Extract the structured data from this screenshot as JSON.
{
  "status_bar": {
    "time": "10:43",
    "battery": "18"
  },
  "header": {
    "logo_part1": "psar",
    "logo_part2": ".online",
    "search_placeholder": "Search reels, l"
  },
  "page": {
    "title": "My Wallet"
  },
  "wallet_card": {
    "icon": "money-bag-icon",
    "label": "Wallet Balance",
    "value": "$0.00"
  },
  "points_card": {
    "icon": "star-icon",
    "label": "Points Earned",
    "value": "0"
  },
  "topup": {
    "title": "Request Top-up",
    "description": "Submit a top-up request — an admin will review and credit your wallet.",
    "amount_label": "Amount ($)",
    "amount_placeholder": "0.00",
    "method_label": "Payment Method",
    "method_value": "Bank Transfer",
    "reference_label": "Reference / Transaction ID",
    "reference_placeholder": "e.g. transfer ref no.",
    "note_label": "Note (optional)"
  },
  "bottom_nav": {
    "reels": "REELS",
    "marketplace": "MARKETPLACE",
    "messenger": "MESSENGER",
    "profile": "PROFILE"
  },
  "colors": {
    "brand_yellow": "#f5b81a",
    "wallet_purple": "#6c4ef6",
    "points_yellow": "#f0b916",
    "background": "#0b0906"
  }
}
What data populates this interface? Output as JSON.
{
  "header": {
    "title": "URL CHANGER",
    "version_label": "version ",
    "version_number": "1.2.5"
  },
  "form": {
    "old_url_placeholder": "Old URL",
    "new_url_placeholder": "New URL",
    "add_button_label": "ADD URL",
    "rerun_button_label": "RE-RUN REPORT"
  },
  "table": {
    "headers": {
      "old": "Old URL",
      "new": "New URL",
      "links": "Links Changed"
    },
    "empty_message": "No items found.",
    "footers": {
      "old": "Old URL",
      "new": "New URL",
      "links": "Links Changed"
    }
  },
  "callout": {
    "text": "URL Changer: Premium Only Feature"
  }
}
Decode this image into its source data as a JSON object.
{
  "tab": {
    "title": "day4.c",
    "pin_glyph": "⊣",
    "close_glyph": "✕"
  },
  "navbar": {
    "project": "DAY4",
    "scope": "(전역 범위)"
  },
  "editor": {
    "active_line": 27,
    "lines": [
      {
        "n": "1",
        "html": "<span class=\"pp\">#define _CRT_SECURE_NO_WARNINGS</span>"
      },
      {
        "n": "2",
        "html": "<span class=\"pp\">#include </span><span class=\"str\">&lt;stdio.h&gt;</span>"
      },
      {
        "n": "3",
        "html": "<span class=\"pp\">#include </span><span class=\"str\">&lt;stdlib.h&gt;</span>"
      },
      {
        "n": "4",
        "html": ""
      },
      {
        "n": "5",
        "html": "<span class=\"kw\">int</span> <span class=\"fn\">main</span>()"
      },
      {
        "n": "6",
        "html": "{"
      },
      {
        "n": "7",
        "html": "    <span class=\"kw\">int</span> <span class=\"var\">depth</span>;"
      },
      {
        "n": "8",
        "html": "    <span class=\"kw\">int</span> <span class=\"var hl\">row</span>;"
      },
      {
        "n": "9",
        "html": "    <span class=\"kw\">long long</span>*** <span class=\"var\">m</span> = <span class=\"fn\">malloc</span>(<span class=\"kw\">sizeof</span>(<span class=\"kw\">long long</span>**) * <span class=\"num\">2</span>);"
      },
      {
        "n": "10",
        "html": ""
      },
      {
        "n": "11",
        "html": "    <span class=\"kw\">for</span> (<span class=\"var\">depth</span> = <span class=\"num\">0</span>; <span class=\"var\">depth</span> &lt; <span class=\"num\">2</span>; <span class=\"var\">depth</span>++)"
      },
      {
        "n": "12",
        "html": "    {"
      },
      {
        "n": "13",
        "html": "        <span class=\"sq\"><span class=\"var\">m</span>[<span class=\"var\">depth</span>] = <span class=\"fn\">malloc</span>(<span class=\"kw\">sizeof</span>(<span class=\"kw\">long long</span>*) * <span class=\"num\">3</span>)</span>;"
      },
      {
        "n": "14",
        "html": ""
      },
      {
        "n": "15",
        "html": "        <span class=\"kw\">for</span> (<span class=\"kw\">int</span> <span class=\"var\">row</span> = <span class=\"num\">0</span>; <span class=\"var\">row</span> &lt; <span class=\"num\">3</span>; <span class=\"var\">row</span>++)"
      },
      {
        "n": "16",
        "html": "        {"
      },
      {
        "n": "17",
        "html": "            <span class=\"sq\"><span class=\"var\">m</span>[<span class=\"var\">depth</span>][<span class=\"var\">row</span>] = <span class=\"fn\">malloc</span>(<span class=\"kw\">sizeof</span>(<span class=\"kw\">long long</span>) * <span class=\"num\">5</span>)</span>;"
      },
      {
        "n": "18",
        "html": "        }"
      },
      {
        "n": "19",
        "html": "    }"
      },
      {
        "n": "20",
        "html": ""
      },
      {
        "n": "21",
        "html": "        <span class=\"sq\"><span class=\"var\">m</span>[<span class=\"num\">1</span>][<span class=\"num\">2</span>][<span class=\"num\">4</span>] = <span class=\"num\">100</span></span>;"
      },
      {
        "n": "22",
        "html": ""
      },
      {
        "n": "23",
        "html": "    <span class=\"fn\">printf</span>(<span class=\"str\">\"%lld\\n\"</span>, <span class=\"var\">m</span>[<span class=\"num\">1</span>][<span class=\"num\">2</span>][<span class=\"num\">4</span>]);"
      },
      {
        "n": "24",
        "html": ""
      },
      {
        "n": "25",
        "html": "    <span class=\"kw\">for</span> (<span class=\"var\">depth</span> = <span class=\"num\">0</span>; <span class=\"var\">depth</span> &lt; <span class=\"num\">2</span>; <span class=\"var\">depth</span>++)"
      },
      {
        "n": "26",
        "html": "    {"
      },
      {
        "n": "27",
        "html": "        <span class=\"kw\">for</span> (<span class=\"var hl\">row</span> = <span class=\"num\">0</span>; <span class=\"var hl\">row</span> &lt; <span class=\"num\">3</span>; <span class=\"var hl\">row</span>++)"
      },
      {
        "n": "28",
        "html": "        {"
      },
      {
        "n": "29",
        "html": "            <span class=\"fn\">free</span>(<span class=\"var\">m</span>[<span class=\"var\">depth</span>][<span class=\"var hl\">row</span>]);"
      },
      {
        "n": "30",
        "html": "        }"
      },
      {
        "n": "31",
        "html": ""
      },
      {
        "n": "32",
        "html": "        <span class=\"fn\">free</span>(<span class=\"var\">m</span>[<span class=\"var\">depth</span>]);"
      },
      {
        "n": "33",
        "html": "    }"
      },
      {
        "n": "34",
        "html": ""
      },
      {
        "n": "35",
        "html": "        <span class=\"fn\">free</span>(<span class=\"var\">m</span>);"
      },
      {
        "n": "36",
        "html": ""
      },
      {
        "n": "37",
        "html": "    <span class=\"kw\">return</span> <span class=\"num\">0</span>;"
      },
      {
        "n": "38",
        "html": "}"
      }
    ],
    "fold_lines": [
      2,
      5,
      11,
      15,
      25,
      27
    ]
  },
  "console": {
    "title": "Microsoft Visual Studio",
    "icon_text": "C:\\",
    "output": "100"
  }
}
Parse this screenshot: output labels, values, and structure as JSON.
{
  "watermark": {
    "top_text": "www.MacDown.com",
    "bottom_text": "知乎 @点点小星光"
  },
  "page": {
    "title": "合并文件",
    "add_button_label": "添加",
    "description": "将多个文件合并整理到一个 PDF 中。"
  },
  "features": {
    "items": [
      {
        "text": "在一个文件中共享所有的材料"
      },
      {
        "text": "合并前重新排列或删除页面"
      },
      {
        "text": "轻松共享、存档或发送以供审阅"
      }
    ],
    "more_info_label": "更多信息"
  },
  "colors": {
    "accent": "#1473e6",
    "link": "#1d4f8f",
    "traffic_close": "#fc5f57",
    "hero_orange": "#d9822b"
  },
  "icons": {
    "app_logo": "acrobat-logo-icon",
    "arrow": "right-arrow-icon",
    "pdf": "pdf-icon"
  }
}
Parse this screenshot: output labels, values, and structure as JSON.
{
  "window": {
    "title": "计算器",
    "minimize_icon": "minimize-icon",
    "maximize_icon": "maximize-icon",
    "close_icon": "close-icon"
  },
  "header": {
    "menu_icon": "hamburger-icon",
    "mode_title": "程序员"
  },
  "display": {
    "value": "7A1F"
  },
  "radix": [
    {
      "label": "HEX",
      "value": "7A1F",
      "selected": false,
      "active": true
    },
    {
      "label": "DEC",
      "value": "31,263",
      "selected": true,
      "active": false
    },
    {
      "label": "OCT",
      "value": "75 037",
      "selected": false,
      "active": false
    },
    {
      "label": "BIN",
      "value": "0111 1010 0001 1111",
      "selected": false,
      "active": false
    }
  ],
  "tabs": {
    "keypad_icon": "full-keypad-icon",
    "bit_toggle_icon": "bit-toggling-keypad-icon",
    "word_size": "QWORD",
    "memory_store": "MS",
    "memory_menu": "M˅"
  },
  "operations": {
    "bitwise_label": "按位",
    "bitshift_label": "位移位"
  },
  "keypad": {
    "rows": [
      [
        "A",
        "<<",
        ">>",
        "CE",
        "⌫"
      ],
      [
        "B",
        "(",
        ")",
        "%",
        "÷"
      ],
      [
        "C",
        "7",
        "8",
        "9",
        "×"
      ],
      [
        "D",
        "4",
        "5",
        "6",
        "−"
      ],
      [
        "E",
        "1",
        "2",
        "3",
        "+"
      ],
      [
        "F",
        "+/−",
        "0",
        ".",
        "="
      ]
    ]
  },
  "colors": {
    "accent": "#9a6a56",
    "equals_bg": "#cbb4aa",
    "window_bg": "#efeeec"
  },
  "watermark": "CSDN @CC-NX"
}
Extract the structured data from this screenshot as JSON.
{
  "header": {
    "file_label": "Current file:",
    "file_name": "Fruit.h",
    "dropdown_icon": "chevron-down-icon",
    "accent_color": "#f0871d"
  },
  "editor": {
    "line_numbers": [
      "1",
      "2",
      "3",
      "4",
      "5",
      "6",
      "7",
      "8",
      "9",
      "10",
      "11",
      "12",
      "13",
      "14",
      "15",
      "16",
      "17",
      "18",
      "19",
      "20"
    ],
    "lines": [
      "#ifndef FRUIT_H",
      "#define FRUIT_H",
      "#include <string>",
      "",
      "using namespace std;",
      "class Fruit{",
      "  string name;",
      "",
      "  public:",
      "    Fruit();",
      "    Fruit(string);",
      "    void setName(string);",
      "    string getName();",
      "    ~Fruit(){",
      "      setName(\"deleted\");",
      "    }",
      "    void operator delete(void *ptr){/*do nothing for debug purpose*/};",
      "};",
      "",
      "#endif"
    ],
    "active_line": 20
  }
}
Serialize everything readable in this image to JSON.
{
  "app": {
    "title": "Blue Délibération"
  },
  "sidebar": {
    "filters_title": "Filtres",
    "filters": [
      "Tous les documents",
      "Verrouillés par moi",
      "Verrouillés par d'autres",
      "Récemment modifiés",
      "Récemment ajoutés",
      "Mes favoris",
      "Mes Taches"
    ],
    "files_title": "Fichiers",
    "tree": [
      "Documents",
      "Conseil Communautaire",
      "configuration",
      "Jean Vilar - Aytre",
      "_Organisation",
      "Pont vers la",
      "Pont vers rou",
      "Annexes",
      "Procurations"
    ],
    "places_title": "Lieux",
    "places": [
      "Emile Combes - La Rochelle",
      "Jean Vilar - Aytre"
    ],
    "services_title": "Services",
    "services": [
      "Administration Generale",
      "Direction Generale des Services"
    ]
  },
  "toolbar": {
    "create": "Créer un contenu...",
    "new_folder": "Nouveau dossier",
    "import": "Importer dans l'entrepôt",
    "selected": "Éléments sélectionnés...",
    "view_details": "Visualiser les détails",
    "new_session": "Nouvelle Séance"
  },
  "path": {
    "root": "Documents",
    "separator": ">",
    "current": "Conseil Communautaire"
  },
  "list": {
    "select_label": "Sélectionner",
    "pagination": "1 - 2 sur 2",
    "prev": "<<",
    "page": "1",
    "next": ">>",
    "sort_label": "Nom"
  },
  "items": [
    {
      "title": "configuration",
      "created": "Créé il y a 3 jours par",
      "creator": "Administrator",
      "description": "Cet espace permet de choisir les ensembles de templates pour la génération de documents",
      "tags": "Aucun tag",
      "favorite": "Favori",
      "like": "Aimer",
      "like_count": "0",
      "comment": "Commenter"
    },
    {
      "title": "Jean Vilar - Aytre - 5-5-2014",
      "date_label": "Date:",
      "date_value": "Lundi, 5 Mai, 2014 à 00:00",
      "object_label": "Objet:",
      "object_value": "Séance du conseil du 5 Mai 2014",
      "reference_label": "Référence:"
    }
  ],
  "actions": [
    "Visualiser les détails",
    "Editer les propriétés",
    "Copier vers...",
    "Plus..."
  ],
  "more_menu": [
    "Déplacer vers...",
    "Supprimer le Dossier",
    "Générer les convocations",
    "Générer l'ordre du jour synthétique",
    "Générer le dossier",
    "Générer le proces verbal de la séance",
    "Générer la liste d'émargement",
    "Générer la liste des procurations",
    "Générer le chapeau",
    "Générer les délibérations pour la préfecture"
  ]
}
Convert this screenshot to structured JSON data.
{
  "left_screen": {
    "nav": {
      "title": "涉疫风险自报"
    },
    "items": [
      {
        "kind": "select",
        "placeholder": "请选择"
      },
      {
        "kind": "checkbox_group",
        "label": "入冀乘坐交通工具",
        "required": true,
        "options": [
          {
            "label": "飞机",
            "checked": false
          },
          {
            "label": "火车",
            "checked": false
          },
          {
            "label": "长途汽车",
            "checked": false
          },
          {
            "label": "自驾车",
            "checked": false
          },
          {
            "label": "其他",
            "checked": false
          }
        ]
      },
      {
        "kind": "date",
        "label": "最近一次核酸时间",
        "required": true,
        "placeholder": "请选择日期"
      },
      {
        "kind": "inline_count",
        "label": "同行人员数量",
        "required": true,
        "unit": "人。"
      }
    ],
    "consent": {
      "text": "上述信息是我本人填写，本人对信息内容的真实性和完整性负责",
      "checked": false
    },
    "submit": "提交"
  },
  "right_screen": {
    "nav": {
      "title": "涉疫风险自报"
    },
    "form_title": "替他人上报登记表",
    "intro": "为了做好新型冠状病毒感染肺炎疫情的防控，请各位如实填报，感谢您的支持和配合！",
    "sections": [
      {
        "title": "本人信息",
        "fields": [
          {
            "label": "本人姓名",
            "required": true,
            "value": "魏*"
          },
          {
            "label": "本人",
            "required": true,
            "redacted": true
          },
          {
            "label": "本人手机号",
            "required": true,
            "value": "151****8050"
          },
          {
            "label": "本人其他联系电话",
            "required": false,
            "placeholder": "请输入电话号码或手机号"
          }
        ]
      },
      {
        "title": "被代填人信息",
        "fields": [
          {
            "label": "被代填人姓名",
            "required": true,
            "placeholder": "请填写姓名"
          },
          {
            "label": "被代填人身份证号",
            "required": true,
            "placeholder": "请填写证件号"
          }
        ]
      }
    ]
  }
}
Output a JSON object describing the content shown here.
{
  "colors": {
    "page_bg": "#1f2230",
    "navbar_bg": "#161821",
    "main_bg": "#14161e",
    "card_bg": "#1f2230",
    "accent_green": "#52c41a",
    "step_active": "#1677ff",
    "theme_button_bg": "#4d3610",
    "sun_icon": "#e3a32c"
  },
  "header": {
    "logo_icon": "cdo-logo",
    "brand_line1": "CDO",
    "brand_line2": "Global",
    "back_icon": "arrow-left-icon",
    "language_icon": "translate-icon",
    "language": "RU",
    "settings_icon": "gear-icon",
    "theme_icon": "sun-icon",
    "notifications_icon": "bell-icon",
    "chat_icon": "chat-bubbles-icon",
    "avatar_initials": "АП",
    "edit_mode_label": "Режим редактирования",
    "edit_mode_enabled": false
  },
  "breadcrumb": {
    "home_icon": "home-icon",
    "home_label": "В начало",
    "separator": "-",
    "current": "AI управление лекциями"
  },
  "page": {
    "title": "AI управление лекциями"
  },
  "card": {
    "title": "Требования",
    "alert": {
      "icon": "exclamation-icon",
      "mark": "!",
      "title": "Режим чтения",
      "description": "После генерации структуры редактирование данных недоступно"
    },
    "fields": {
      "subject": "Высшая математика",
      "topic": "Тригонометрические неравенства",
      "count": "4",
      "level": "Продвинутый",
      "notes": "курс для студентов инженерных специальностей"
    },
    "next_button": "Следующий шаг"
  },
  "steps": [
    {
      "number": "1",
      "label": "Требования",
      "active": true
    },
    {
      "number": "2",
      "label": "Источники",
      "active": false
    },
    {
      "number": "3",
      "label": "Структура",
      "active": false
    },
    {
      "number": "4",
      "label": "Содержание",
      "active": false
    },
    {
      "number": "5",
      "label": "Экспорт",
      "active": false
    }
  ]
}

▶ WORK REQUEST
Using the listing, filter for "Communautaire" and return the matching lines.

▶ ANSWER FOR THIS EXERCISE
      "Conseil Communautaire",
    "current": "Conseil Communautaire"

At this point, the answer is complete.